It seemed odd. I thought maybe the standoffs had touched something on 32U4 but it didn’t look like it. I took the four screws out and disconnected the servos. Reinstalled the batteries and still nothing. Now I’m starting to get a little concerned.

I connected a 5V battery to the micro-USB port and it powered up but the buzzer seemed to be signaling an error code every 3 seconds or so. I re-connected the Pi and powered up the board with the 5V battery again. The Pi booted and I connected to the WiFi. Everything looked normal on the Romi web page. I re-flashed the 32U4 from the Pi and that was successful but still no change. The buzzer still gives, what I assume is, an error code and the board won’t power from the batteries.

I read through several posts and someone with a similar problem was recommended to re-solder their battery connections. I did this but it didn’t change anything.

So, I’m a little stuck and really hoping that someone out there might have some suggestions.

Thanks for reading.


Just to clarify, did your Romi 32U4 Robot work fine until you connected the servos to it? How were you powering the servos and how did you connect them to your Romi Robot?

Could you measure the voltage at the VBAT pin on the Romi 32U4 Control Board? Also, could you measure the voltage at VREG when the robot is powered from the batteries? I have indicated where VBAT and VREG are in the picture below with a blue and yellow circle respectively:


Hi Brandon,

Thanks for your response.

Our robot worked fine before and after connecting the servos. I soldered header pins on the front like in the photo and then just connected the servos to the pins. The servos worked great and we were able to program the arm to function with a joystick.


We didn’t have problems until we physically mounted the arm onto the robot. We lined up the standoffs, installed the four screws and then when we put the batteries in the robot seemed dead.

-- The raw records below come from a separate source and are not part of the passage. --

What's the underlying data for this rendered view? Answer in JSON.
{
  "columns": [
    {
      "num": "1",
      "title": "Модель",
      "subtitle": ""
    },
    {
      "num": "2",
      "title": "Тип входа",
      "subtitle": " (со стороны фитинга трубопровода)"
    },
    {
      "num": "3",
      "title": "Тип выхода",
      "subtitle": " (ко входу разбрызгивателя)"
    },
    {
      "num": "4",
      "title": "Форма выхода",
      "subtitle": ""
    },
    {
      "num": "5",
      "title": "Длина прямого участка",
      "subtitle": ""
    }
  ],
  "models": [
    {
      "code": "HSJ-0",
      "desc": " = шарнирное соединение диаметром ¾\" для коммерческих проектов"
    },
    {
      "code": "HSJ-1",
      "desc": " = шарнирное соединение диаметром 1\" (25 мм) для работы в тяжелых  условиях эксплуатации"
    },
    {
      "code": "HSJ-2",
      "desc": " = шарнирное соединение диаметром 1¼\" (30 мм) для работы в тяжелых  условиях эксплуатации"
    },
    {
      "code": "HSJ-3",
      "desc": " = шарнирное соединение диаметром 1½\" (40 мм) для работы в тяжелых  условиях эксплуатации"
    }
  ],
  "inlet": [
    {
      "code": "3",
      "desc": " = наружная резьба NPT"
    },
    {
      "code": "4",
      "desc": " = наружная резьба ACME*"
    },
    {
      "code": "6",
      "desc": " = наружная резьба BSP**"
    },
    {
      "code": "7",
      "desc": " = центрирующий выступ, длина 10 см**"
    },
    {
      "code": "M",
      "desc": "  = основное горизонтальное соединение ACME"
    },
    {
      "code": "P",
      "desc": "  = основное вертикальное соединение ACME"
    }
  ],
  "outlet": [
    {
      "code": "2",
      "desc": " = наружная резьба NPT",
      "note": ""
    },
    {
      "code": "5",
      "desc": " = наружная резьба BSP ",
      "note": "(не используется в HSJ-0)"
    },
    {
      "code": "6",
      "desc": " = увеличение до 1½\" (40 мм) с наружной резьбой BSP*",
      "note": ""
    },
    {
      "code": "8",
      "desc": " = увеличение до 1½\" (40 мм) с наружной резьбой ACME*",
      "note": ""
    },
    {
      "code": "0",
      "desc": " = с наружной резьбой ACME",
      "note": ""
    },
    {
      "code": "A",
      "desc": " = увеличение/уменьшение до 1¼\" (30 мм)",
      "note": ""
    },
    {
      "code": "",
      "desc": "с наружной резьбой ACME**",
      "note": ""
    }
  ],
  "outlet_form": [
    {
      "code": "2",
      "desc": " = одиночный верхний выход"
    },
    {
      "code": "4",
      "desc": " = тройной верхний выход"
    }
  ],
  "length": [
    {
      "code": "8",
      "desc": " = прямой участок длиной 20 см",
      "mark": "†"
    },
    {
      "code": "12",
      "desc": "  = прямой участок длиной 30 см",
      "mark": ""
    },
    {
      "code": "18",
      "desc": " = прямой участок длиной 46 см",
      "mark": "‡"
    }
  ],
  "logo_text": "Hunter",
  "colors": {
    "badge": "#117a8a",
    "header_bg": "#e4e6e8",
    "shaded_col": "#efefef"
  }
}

I have been able to power the board by connecting a battery pack to the micro-USB.

I get 8.17 volts on Vbat but nothing on Vreg. I assume that means there is something wrong with the voltage regulator circuit. Any suggestions on that?

It seems unlikely that just mounting the arm on the Romi would damage something, so I think we should look for other problems first. The main thing that jumps out at me is your 8.17V battery voltage, which makes it seem like you might be using mostly depleted alkaline batteries. If that is the case, can you try replacing them with freshly charged NiMH batteries or brand new alkalines (we generally recommend NiMH batteries for robots because they can deliver higher currents with less of a voltage drop than alkalines)? Also, can you try disconnecting the arm servos for now while we try to get your board working again?

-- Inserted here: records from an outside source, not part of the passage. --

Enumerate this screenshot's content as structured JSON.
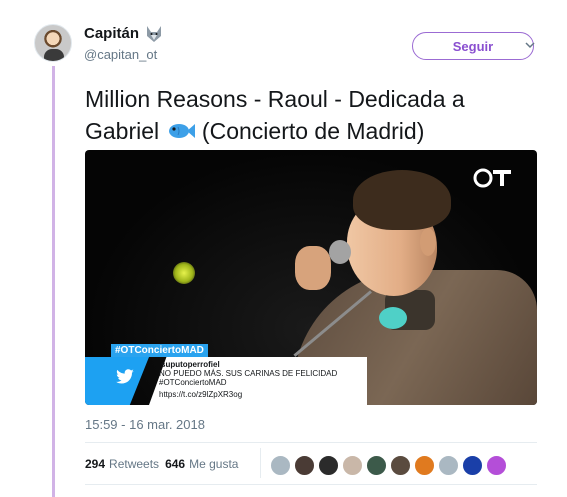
{
  "author": {
    "display_name": "Capitán",
    "handle": "@capitan_ot",
    "badge_icon": "wolf-icon"
  },
  "follow_button": {
    "label": "Seguir"
  },
  "menu": {
    "icon": "chevron-down-icon"
  },
  "tweet": {
    "text_before": "Million Reasons - Raoul - Dedicada a Gabriel ",
    "emoji_icon": "fish-icon",
    "text_after": " (Concierto de Madrid)"
  },
  "media": {
    "overlay": {
      "hashtag": "#OTConciertoMAD",
      "username": "suputoperrofiel",
      "text": "NO PUEDO MÁS. SUS CARINAS DE FELICIDAD #OTConciertoMAD",
      "link": "https://t.co/z9lZpXR3og"
    }
  },
  "timestamp": "15:59 - 16 mar. 2018",
  "stats": {
    "retweets_count": "294",
    "retweets_label": "Retweets",
    "likes_count": "646",
    "likes_label": "Me gusta"
  },
  "likers": [
    {
      "name": "liker-avatar-1",
      "color": "#aab8c2"
    },
    {
      "name": "liker-avatar-2",
      "color": "#4a3b35"
    },
    {
      "name": "liker-avatar-3",
      "color": "#2b2b2b"
    },
    {
      "name": "liker-avatar-4",
      "color": "#c9b7a8"
    },
    {
      "name": "liker-avatar-5",
      "color": "#3c5a4a"
    },
    {
      "name": "liker-avatar-6",
      "color": "#5a4b3f"
    },
    {
      "name": "liker-avatar-7",
      "color": "#e07a1f"
    },
    {
      "name": "liker-avatar-8",
      "color": "#aab8c2"
    },
    {
      "name": "liker-avatar-9",
      "color": "#1a3fa8"
    },
    {
      "name": "liker-avatar-10",
      "color": "#b44ed8"
    }
  ],
  "colors": {
    "accent": "#8a4fd0",
    "thread_line": "#d1b3e6",
    "twitter_blue": "#1da1f2"
  }
}
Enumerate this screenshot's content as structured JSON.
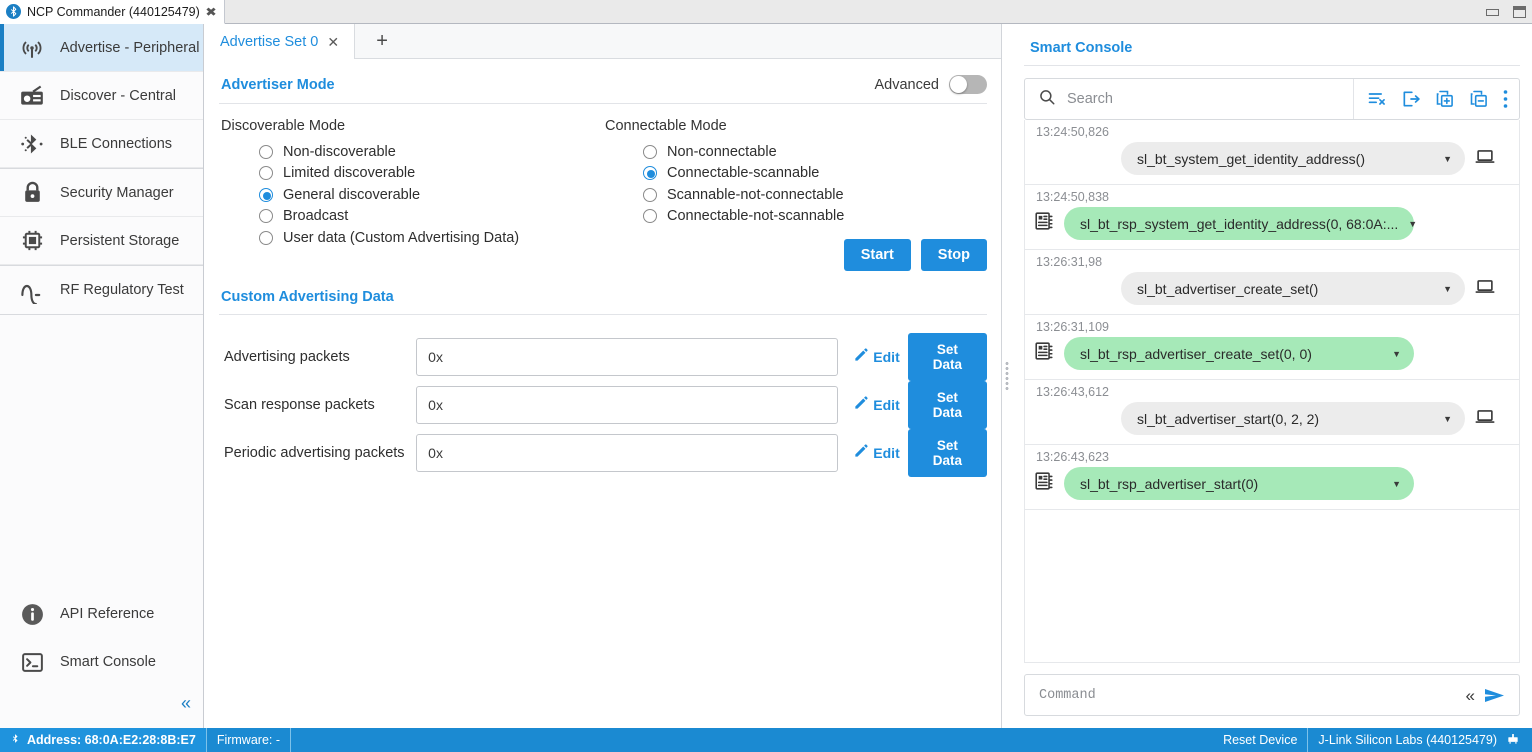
{
  "window": {
    "title": "NCP Commander (440125479)",
    "close_icon": "close-icon",
    "minimize_icon": "minimize-icon",
    "maximize_icon": "maximize-icon"
  },
  "sidebar": {
    "items": [
      {
        "label": "Advertise - Peripheral",
        "icon": "antenna-icon",
        "active": true
      },
      {
        "label": "Discover - Central",
        "icon": "radio-icon",
        "active": false
      },
      {
        "label": "BLE Connections",
        "icon": "bluetooth-icon",
        "active": false
      },
      {
        "label": "Security Manager",
        "icon": "lock-icon",
        "active": false
      },
      {
        "label": "Persistent Storage",
        "icon": "chip-icon",
        "active": false
      },
      {
        "label": "RF Regulatory Test",
        "icon": "waveform-icon",
        "active": false
      }
    ],
    "bottom_items": [
      {
        "label": "API Reference",
        "icon": "info-icon"
      },
      {
        "label": "Smart Console",
        "icon": "terminal-icon"
      }
    ],
    "collapse_icon": "chevron-double-left-icon"
  },
  "main": {
    "tabs": [
      {
        "label": "Advertise Set 0",
        "close_icon": "close-icon",
        "active": true
      }
    ],
    "add_tab_icon": "plus-icon",
    "advertiser_mode": {
      "title": "Advertiser Mode",
      "advanced_label": "Advanced",
      "advanced_on": false,
      "discoverable": {
        "title": "Discoverable Mode",
        "options": [
          {
            "label": "Non-discoverable",
            "selected": false
          },
          {
            "label": "Limited discoverable",
            "selected": false
          },
          {
            "label": "General discoverable",
            "selected": true
          },
          {
            "label": "Broadcast",
            "selected": false
          },
          {
            "label": "User data (Custom Advertising Data)",
            "selected": false
          }
        ]
      },
      "connectable": {
        "title": "Connectable Mode",
        "options": [
          {
            "label": "Non-connectable",
            "selected": false
          },
          {
            "label": "Connectable-scannable",
            "selected": true
          },
          {
            "label": "Scannable-not-connectable",
            "selected": false
          },
          {
            "label": "Connectable-not-scannable",
            "selected": false
          }
        ]
      },
      "start_label": "Start",
      "stop_label": "Stop"
    },
    "custom_advertising_data": {
      "title": "Custom Advertising Data",
      "edit_label": "Edit",
      "set_data_label": "Set Data",
      "rows": [
        {
          "label": "Advertising packets",
          "value": "0x"
        },
        {
          "label": "Scan response packets",
          "value": "0x"
        },
        {
          "label": "Periodic advertising packets",
          "value": "0x"
        }
      ]
    }
  },
  "console": {
    "title": "Smart Console",
    "search": {
      "placeholder": "Search",
      "value": "",
      "icon": "search-icon"
    },
    "tools": [
      {
        "name": "clear-list-icon"
      },
      {
        "name": "export-icon"
      },
      {
        "name": "expand-all-icon"
      },
      {
        "name": "collapse-all-icon"
      },
      {
        "name": "more-options-icon"
      }
    ],
    "log": [
      {
        "time": "13:24:50,826",
        "text": "sl_bt_system_get_identity_address()",
        "type": "command"
      },
      {
        "time": "13:24:50,838",
        "text": "sl_bt_rsp_system_get_identity_address(0, 68:0A:...",
        "type": "response"
      },
      {
        "time": "13:26:31,98",
        "text": "sl_bt_advertiser_create_set()",
        "type": "command"
      },
      {
        "time": "13:26:31,109",
        "text": "sl_bt_rsp_advertiser_create_set(0, 0)",
        "type": "response"
      },
      {
        "time": "13:26:43,612",
        "text": "sl_bt_advertiser_start(0, 2, 2)",
        "type": "command"
      },
      {
        "time": "13:26:43,623",
        "text": "sl_bt_rsp_advertiser_start(0)",
        "type": "response"
      }
    ],
    "command": {
      "placeholder": "Command",
      "value": "",
      "history_icon": "chevron-double-left-icon",
      "send_icon": "send-icon"
    }
  },
  "statusbar": {
    "address": "Address: 68:0A:E2:28:8B:E7",
    "firmware": "Firmware: -",
    "reset_device": "Reset Device",
    "jlink": "J-Link Silicon Labs (440125479)",
    "bluetooth_icon": "bluetooth-icon",
    "board_icon": "board-icon"
  },
  "colors": {
    "accent": "#1f8ddd",
    "status_bar": "#1b8ad2",
    "response_bubble": "#a6e9b8",
    "command_bubble": "#ececec",
    "sidebar_active": "#d6e9f8"
  }
}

By the way, please note that the 5V regulator on the Romi 32U4 Control Board cannot supply enough current to power all of the servos in that arm. Usually drawing too much current would just result in the voltage dropping and the board browning-out and resetting; however, it’s also possible that this could damage the regulator. We recommend using a higher-power external regulator to power the arm servos. You can find more information about this under the “Powering the servos” section of the Robot Arm Kit user’s guide.


I agree that mounting the arm didn’t likely cause any damage. The batteries I had in the Romi were NiMH batteries fresh from the charger which is why the voltage was high. I just measured them again and they are 7.8V.

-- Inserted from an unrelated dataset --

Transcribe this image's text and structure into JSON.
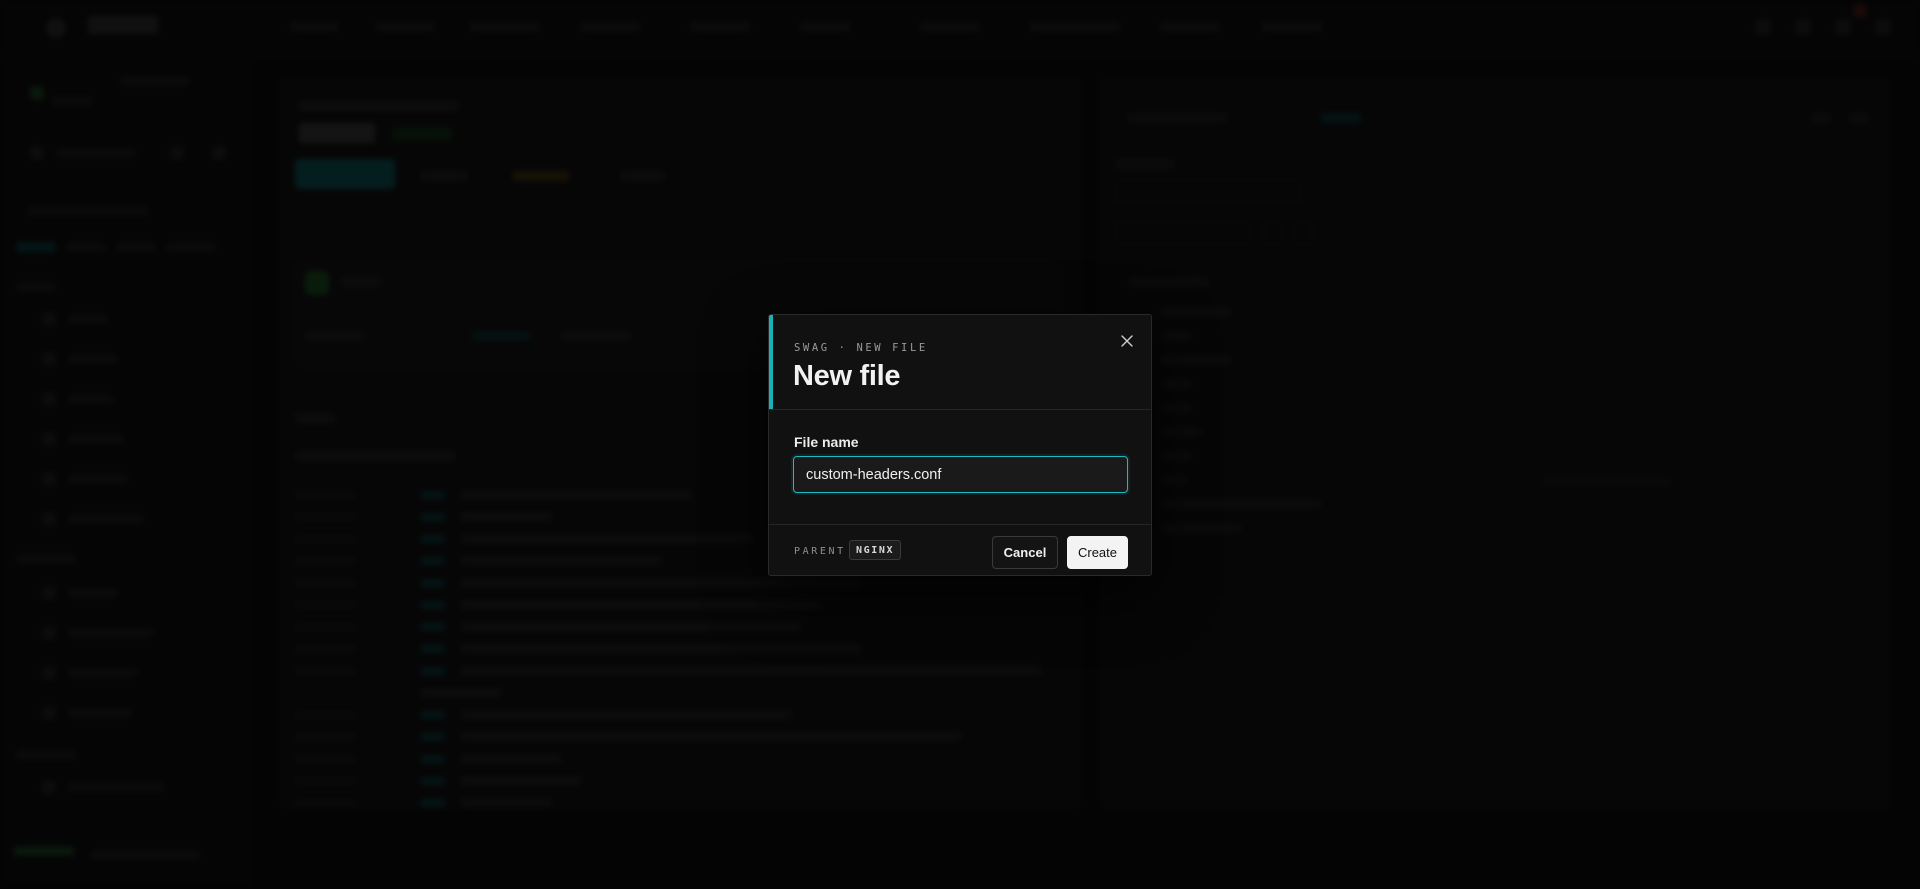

Disconnecting the servos and the Raspberry Pi were the first things I did when I started having the problem so there is nothing connected to the board. At this point, the board is mounted to the chassis. The drive motors are still in place but other than that, nothing is connected to the board.

Thanks for the tip about 5V regulator and the servos. I had read about the possibility of a brownout situation. I also read that it was pretty easy to over volt the servos if they were powered directly from the batteries. Just got too excited to play around with the arm to build a separate circuit. I’ll check out the documentation you referenced.